# BRIEF:
The full listing, reproduced exactly, is what the response must contain.

++++ DATA SUPPLIED

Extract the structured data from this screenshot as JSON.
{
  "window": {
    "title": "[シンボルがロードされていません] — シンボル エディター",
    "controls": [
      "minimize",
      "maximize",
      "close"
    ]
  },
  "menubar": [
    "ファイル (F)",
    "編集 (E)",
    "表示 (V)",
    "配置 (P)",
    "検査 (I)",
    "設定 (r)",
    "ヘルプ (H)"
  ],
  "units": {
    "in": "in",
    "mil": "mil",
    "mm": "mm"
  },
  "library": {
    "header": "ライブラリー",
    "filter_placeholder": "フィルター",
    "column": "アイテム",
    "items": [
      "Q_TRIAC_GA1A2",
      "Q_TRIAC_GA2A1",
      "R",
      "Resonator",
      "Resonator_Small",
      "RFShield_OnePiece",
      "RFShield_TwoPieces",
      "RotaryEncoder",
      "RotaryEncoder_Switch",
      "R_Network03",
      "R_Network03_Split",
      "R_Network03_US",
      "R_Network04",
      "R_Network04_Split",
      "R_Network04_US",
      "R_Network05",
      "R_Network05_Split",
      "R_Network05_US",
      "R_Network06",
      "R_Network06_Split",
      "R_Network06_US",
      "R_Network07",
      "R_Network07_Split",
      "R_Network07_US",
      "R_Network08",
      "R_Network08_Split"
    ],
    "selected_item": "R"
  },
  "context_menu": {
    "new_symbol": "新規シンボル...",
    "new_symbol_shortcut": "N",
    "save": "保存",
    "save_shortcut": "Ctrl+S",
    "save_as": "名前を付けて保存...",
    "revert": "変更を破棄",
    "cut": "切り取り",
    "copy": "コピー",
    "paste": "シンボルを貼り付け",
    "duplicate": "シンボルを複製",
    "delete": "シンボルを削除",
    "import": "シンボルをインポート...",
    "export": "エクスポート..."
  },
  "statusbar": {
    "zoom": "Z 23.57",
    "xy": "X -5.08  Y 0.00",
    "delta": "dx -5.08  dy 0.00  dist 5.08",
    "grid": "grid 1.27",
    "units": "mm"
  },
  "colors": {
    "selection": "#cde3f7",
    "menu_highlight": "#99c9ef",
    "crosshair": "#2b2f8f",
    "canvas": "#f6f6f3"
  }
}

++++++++

# SOLUTION:
Extract the structured data from this screenshot as JSON.
{
  "window": {
    "title": "[シンボルがロードされていません] — シンボル エディター",
    "controls": [
      "minimize",
      "maximize",
      "close"
    ]
  },
  "menubar": [
    "ファイル (F)",
    "編集 (E)",
    "表示 (V)",
    "配置 (P)",
    "検査 (I)",
    "設定 (r)",
    "ヘルプ (H)"
  ],
  "units": {
    "in": "in",
    "mil": "mil",
    "mm": "mm"
  },
  "library": {
    "header": "ライブラリー",
    "filter_placeholder": "フィルター",
    "column": "アイテム",
    "items": [
      "Q_TRIAC_GA1A2",
      "Q_TRIAC_GA2A1",
      "R",
      "Resonator",
      "Resonator_Small",
      "RFShield_OnePiece",
      "RFShield_TwoPieces",
      "RotaryEncoder",
      "RotaryEncoder_Switch",
      "R_Network03",
      "R_Network03_Split",
      "R_Network03_US",
      "R_Network04",
      "R_Network04_Split",
      "R_Network04_US",
      "R_Network05",
      "R_Network05_Split",
      "R_Network05_US",
      "R_Network06",
      "R_Network06_Split",
      "R_Network06_US",
      "R_Network07",
      "R_Network07_Split",
      "R_Network07_US",
      "R_Network08",
      "R_Network08_Split"
    ],
    "selected_item": "R"
  },
  "context_menu": {
    "new_symbol": "新規シンボル...",
    "new_symbol_shortcut": "N",
    "save": "保存",
    "save_shortcut": "Ctrl+S",
    "save_as": "名前を付けて保存...",
    "revert": "変更を破棄",
    "cut": "切り取り",
    "copy": "コピー",
    "paste": "シンボルを貼り付け",
    "duplicate": "シンボルを複製",
    "delete": "シンボルを削除",
    "import": "シンボルをインポート...",
    "export": "エクスポート..."
  },
  "statusbar": {
    "zoom": "Z 23.57",
    "xy": "X -5.08  Y 0.00",
    "delta": "dx -5.08  dy 0.00  dist 5.08",
    "grid": "grid 1.27",
    "units": "mm"
  },
  "colors": {
    "selection": "#cde3f7",
    "menu_highlight": "#99c9ef",
    "crosshair": "#2b2f8f",
    "canvas": "#f6f6f3"
  }
}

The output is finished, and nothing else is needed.